25 Years of Crossing Barriers and Building Bridges
Los Cenzontles is a California non-profit that started with the idea that connecting young people to art and their cultural roots provide them a foundation from which to grow and thrive. Today Los Cenzontles is a cultural academy that offers music, dance, arts and crafts classes, and workshops to children throughout the state and beyond. It is also the name of the touring band whose members share the vision of Los Cenzontles founder Eugene Rodriguez with the broader world: that young people empowered as artists and teachers can build upon the past to create a better future.
Los Cenzontles reaches this important 25th year anniversary at a time when Latinos are approaching 40% of California’s population, and nationwide the Latino population is nearly 70% of Mexican-origin. Yet Los Cenzontles remains unique among non-profits nationally in demonstrating the potential of Latino cultural programming and production to transform individuals and communities from within.
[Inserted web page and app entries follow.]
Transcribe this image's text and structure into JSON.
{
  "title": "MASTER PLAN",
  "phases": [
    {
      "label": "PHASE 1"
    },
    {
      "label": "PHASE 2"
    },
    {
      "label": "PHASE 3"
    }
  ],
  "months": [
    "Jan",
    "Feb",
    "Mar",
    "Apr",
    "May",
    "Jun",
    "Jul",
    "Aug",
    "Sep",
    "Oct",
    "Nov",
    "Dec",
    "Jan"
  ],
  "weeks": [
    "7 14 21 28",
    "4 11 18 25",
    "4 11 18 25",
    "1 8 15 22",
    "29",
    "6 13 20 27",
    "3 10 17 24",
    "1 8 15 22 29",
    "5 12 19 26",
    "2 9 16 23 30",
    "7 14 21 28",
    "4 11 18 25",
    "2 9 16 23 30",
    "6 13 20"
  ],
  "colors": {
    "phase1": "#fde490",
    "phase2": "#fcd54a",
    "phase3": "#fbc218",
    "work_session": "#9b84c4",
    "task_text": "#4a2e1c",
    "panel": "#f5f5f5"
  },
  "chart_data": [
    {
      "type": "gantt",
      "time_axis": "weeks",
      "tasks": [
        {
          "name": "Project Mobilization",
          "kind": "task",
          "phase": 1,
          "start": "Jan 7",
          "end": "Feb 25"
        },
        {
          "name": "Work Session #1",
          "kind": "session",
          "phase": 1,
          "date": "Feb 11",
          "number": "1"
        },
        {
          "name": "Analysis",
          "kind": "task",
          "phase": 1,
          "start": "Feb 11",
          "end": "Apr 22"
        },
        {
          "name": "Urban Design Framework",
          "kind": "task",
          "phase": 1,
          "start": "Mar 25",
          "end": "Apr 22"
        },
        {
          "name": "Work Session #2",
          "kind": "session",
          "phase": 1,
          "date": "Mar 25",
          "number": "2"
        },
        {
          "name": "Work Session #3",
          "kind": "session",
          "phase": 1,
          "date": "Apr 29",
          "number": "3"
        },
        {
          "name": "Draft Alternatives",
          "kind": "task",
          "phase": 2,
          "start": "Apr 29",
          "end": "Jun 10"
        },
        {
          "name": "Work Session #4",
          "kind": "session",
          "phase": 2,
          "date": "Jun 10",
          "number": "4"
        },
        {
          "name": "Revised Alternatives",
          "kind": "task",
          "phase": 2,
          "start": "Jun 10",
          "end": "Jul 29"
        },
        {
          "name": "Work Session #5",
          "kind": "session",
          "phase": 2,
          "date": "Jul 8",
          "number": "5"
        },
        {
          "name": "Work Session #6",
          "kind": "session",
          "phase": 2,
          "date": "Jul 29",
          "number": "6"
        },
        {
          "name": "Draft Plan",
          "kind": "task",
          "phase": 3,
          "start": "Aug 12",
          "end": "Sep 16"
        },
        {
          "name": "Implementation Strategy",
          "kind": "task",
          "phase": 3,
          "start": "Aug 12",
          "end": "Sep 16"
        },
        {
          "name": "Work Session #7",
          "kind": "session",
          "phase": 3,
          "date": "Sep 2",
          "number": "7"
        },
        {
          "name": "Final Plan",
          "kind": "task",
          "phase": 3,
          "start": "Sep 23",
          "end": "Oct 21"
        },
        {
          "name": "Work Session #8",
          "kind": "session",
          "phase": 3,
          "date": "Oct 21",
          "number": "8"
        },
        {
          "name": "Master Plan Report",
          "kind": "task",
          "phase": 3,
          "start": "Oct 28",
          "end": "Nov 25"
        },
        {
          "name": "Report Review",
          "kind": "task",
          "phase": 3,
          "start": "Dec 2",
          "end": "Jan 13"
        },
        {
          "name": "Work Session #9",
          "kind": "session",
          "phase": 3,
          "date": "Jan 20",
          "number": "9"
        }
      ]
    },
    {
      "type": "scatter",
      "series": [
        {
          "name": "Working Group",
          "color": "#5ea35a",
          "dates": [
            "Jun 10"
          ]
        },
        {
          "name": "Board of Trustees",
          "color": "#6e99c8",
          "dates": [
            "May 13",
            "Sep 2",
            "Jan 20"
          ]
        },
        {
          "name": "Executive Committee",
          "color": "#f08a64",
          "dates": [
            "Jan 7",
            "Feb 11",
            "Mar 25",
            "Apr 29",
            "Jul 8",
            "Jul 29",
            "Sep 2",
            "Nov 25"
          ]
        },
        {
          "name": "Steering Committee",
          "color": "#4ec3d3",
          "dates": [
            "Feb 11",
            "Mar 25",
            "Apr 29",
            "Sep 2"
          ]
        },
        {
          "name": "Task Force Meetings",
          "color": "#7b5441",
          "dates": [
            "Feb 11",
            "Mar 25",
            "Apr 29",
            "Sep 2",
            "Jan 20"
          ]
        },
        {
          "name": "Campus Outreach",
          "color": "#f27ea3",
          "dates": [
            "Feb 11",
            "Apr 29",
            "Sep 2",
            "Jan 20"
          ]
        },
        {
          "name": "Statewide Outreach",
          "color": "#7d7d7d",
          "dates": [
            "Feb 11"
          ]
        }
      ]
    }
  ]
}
Instead of remaining tied to traditional arts as a fixed cultural import from Mexico, Rodriguez and his staff have remained true to the deeper functions of folk music by amplifying these roots to fit needs and interests of folks locally. Over the years, the academy has served immigrant children, third-generation Mexican Americans as well as children who are mixed and from various ethnic backgrounds. The band has recorded songs that capture the poetry of the indigenous Purépecha language and composed music aimed to inspire and rally the community toward empowerment and engagement and against contemporary injustices. The band has traveled across the U.S., Mexico, and Europe, all the while proudly representing Mexican-American culture.
Indeed, while engaging in transnational revivals of Mexican “roots” music, the non-profit has also been a leader in fostering creative cross cultural collaboration with masters of blues, bluegrass, zydeco, rock, and Irish “roots” musicians.
Los Cenzontles has broadcast its journey via its documentary series, web-based video shorts, and “digital scrapbooks” aimed at capturing the first person stories of resilience by Mexican American music- and cultural-makers. These media productions combine music videos and interviews to highlight themes of inclusion, education, and social justice.
Los Cenzontles has demonstrated that artistic quality and accessibility to the arts can and must co-exist in working class, ethnic communities to ensure the democratization of American identity. For that reason, non-profits across the country have looked to Los Cenzontles as a model of successful arts education. Of course, the students, many who come from disadvantaged backgrounds economically, are the immediate beneficiaries. But by inspiring creative engagement by the America’s Latino population, the work of Los Cenzontles stands to benefit the entire nation.
Lorena Oropeza, Associate Professor, University of California, Davis and
Los Cenzontles Board President